The New York Times, April 28, 2009

EPA wants to review permits for Navajo Nation power plant
By Robin Bravender, Greenwire

U.S. EPA wants to reconsider the permits it issued for a major coal-fired power project in New Mexico, a bid that environmentalists say signals a bleak future for coal plant proposals under the Obama administration.

EPA's Environmental Appeals Board is weighing an agency request to rethink permits for the Desert Rock Energy Facility, a 1,500-megawatt plant planned for Navajo Nation land about 25 miles southwest of Farmington, N.M.

EPA told the board yesterday that the agency wanted to address several issues, including soot emissions, possible effects on endangered species and concerns about pollution-control technologies.

Environmentalists see the request as an opportunity for EPA to address legal and scientific concerns they contend were overlooked by the Bush administration, which granted the permit last July.

The facility would be the area's third power plant, joining the 2,040-megawatt Four Corners plant and the 1,800-megawatt San Juan Generating Station. Critics warn that the plant could emit hundreds of millions of tons of greenhouse gases over its lifespan, as well as pollutants that are already regulated under the Clean Air Act.

"I think that this underscores that coal plants are a bad investment and that they face significant hurdles in being built, especially under the new administration," said Nick Persampieri, an Earthjustice attorney for groups that oppose the project. "We really think this sends a signal to developers that they ought to be pushing renewable energy projects, and the Desert Rock site is well-suited for development of solar resources as well as wind."

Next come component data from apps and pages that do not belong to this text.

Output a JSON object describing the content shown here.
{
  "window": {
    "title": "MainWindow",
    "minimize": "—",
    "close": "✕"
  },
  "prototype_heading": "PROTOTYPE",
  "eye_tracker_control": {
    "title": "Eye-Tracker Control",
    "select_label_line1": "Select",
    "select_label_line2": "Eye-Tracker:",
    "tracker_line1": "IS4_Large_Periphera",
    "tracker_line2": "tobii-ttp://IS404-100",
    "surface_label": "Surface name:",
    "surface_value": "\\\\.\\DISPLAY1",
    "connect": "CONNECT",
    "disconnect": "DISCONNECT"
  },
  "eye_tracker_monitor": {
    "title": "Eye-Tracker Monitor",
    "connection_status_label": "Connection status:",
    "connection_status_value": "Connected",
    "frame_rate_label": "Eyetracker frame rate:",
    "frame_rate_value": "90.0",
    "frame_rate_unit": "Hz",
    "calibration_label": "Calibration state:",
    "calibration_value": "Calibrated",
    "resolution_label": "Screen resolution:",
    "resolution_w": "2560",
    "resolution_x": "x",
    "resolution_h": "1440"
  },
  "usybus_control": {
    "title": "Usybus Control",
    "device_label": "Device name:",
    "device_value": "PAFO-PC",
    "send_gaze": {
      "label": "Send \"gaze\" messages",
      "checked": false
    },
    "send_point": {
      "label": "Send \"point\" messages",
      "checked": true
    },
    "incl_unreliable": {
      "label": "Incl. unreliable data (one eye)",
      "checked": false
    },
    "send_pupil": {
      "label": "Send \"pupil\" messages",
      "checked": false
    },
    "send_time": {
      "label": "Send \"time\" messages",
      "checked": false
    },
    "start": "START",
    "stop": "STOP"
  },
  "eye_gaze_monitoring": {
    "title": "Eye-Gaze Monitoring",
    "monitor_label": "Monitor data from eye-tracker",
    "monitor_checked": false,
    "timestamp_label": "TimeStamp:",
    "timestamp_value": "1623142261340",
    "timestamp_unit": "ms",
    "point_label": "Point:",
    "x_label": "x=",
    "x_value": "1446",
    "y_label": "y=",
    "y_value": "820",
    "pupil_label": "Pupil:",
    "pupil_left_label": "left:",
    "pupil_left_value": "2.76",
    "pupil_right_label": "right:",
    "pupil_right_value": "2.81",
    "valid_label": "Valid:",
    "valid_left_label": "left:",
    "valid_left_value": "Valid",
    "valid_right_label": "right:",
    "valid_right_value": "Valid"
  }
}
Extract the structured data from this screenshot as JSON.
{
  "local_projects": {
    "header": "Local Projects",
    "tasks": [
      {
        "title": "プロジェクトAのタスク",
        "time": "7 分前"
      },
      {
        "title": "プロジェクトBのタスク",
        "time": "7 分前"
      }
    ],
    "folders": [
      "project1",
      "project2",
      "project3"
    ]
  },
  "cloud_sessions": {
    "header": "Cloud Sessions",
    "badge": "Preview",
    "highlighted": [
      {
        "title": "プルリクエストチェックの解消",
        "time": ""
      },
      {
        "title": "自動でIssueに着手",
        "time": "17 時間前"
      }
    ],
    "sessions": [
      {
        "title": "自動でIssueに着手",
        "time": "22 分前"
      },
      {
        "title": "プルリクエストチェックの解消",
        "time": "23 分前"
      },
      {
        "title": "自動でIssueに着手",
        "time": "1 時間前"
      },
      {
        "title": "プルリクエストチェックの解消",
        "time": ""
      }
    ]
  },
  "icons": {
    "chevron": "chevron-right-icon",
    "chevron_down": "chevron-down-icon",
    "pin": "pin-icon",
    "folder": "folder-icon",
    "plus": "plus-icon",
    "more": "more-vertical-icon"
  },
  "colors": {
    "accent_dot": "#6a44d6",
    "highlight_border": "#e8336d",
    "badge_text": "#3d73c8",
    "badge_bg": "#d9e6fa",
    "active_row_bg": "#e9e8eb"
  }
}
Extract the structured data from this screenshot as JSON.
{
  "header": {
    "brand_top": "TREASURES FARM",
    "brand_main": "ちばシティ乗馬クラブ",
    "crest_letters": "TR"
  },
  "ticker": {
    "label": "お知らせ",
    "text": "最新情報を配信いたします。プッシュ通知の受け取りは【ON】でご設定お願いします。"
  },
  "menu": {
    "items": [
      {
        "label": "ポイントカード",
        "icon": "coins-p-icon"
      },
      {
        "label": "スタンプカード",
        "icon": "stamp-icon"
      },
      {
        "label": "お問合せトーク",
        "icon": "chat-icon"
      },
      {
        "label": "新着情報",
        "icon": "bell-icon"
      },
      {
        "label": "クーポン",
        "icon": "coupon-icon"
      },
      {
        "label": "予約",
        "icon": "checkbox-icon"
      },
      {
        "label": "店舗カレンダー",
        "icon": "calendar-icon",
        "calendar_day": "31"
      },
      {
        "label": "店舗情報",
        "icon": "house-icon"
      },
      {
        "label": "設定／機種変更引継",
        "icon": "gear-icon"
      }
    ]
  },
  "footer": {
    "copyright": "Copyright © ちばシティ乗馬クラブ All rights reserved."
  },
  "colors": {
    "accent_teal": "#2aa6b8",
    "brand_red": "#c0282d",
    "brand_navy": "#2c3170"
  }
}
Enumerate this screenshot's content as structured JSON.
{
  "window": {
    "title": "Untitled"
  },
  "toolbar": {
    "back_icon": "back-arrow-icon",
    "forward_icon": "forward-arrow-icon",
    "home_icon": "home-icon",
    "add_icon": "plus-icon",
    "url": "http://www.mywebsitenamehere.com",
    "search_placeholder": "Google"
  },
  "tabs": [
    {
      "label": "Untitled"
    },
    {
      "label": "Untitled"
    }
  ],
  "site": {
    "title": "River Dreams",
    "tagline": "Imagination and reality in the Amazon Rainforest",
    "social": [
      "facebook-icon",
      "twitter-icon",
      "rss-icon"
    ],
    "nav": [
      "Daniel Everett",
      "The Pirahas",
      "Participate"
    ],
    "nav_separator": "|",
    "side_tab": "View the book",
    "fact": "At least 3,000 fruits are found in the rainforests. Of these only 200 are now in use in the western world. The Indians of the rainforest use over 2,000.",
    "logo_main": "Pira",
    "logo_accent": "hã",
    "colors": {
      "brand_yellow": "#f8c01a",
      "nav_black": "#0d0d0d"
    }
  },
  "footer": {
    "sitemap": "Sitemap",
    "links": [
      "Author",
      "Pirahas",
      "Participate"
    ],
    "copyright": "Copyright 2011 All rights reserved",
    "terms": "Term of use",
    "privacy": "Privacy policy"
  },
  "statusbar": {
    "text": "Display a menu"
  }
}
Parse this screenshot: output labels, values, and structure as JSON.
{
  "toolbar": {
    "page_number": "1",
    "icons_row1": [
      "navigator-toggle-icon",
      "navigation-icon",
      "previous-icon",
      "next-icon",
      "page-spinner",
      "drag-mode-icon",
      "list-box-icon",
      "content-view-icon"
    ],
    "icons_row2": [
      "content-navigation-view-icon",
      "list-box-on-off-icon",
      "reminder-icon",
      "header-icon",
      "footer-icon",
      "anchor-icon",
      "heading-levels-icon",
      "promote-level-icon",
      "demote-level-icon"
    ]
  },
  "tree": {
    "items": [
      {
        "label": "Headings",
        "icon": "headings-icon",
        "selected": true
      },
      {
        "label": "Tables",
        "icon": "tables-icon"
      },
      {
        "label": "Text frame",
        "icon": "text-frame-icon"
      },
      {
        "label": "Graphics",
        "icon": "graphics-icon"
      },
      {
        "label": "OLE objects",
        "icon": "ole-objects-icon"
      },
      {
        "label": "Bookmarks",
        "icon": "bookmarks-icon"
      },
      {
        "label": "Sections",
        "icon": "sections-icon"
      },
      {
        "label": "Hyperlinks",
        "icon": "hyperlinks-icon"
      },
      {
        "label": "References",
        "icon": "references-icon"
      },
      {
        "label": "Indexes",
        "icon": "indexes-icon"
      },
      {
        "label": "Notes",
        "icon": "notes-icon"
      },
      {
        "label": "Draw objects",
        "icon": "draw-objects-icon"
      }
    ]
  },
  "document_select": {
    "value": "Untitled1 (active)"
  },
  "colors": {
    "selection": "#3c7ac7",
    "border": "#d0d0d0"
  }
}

Sithe Global Power LLC first proposed the Navajo Nation plant in 2004, only to have it stalled by permitting delays and legal battles. In January, EPA withdrew the carbon dioxide portion of its final permit for the project, saying its decision not to regulate the greenhouse gas under the Bush administration needed additional justification. The comment period on the CO2 portion of the permit ended recently, but a decision to remand the rest of the permit to EPA would mean even further delays.

Darrin Swartz-Larson, a spokesman for the EPA Region 9 office in San Francisco, said it was unclear when the appeals board would review the motion.

Jeff Holmstead, an industry attorney whose firm represents the Desert Rock developers, criticized EPA for attempting to change its policies retroactively.

"This permit application was submitted almost five years ago," Holmstead said. "Under the law, the agency was supposed to make a decision on the permit within one year, but the permitting process dragged on for several years as the company and the Navajo Nation tried to address everyone's concerns."

He added, "Finally, EPA issued a permit -- the most stringent of any such permit in the country. We are well into the appeals process, and now EPA wants the Navajo Nation and its partners to go back and start over again under different rules."

Navajo Nation President Joe Shirley Jr. also expressed disappointment that EPA's request could further stall development plans. Developers estimate that the plant would bring in more than $50 million annually for the Navajo Nation.

"This isn't just about energy," Shirley said. "This is about sovereignty. ... This is about the Navajo Nation regaining its independence by developing the financial wherewithal to take care of its own problems."

But Vickie Patton, a senior attorney at the Environmental Defense Fund, disputed the notion that coal-fired energy was the region's only available path to economic growth.

"This area has world-class renewable and clean-energy resources -- virtually unparalleled," Patton said. "And there's a pivotal opportunity for economic revitalization in an area where it is urgently needed and where it could be achieved through clean energy solutions that will be deployed on the ground faster and cheaper."

Click here (pdf) to read EPA's request.

Copyright 2009 E&E Publishing.

Photo © Paul S. Hamilton